There are some spaces in our community that have long languished because they were never seen as suitable for traditional use and worthy of prudent investment. However, some of those properties have caught the eye of individuals blessed with creative imaginations and adventurous spirits, who have transformed them into multi-purpose, adaptable venues that serve needs of a community which may never have been overtly expressed. Such spaces may also enable visitors to stay in the area, and be inspired to take on their own local transformational projects. Meet this week’s Doers and Dreamers, who have created a vibrant model that is being used to actively engage the community by promoting the work of local artists, facilitating productive social dialogue, all while offering a uniquely designed place to stay while exploring the Kingston area.
Your names: Jessica Meyer, Matt Taylor, and Maggie
Business or organization: the idea garden, 346 Broadway, Kingston
Occupations: the idea garden is a space for socially engaged art and community events. We also have other full times jobs; Jess is a leadership consultant and executive coach, Matt is a web developer, and Maggie is a certified therapy dog.
What is your approach to your business or occupation that makes you unique?
Our exhibits are focused on topics and artists who feel a connection to a social issue they wish to express via their art. Most of our shows involve collaborations with organizations and people in the community, such as Rise Up Kingston, Kingston High School, Women’s History Month Kingston, INTO Yellow, and the Hudson Valley Current. We have focused on highlighting womxn and non-binary artists, artists of color, and others who may not have traditionally had access or felt included in sharing their work in a gallery. Some of our exhibits have been on topics some may find difficult and/or emotionally challenging. Our intention is to spark conversations, connections, and action for both the artists and those who experience their work. Community groups and small businesses also use the space for meetings or events, like the Kingston Land Trust, the Good Work Institute, 1199 SEIU, and the Made in Kingston board. We run the space with a focus on upcycling and creating as little landfill trash as possible. This has been a fun challenge, and we hope to inspire others to look at ways they can reduce their waste as well.
What brought you to the Kingston area and keeps you in this area?
Kingston is such a special place. It was the O+ Festival that first brought Kingston to our attention. We really value the diversity, the evolving biking and walking infrastructure, the fresh fruits and vegetables from local farms, and the proximity to nature. We felt welcomed and made fast friends. It is palpable how engaged so many people are in community building. There is clearly a lot to be done to ensure that Kingston’s growth happens in a thoughtful, inclusive way. Our aspiration has been that the idea garden is one of many places those kind of important conversations can take place.

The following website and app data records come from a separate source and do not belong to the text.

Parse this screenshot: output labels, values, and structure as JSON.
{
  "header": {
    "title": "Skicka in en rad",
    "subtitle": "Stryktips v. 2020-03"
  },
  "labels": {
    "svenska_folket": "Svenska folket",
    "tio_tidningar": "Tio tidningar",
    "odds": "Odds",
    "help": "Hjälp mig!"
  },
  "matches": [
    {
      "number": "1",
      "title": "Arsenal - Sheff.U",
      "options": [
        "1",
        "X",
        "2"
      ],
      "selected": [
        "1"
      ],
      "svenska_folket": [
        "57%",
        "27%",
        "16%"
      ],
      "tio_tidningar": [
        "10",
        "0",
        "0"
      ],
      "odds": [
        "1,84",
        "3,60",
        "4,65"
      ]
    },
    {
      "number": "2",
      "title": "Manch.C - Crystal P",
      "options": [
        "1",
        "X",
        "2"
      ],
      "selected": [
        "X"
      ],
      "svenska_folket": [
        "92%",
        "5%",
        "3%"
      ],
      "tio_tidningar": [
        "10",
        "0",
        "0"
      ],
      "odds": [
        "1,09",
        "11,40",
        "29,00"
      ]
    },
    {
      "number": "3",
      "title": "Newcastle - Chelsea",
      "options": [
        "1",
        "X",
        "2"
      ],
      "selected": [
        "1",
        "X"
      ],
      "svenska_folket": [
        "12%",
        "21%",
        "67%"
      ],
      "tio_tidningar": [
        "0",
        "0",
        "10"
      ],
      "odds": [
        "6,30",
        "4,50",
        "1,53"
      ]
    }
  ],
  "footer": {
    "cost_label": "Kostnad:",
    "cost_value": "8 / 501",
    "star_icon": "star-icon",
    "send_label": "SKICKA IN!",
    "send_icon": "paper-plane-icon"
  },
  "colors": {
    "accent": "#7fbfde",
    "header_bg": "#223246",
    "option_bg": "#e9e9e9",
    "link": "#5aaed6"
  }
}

What is your favorite hangout in this area and why?
We spend a lot of time on the rail trails, and fuel up before and after at outdated cafe, Turn Up the Beet, Broadway Pizza, and Sweet Maresa’s bakery. We also enjoy the delicious food at El Mercadito next door, and are incredibly excited about the coming food co-op.
When you’re not in Kingston, what’s your idea of a wonderful city to visit, and why?
We both really like to bike, and have most enjoyed travel where we can see and experience a new place on two wheels. This has been especially fun across the Netherlands and Denmark where the biking infrastructure is amazing.
Tell us something that we never would have guessed about you.
Jess: jag pratar lite svenska (I speak a bit of Swedish). Matt: I learned how to use an architecture program and did most of the design of the building (all 3 floors!).
Photo credit: VEROFASS Photography
Featured artwork: Charise Isis, “The Grace Project”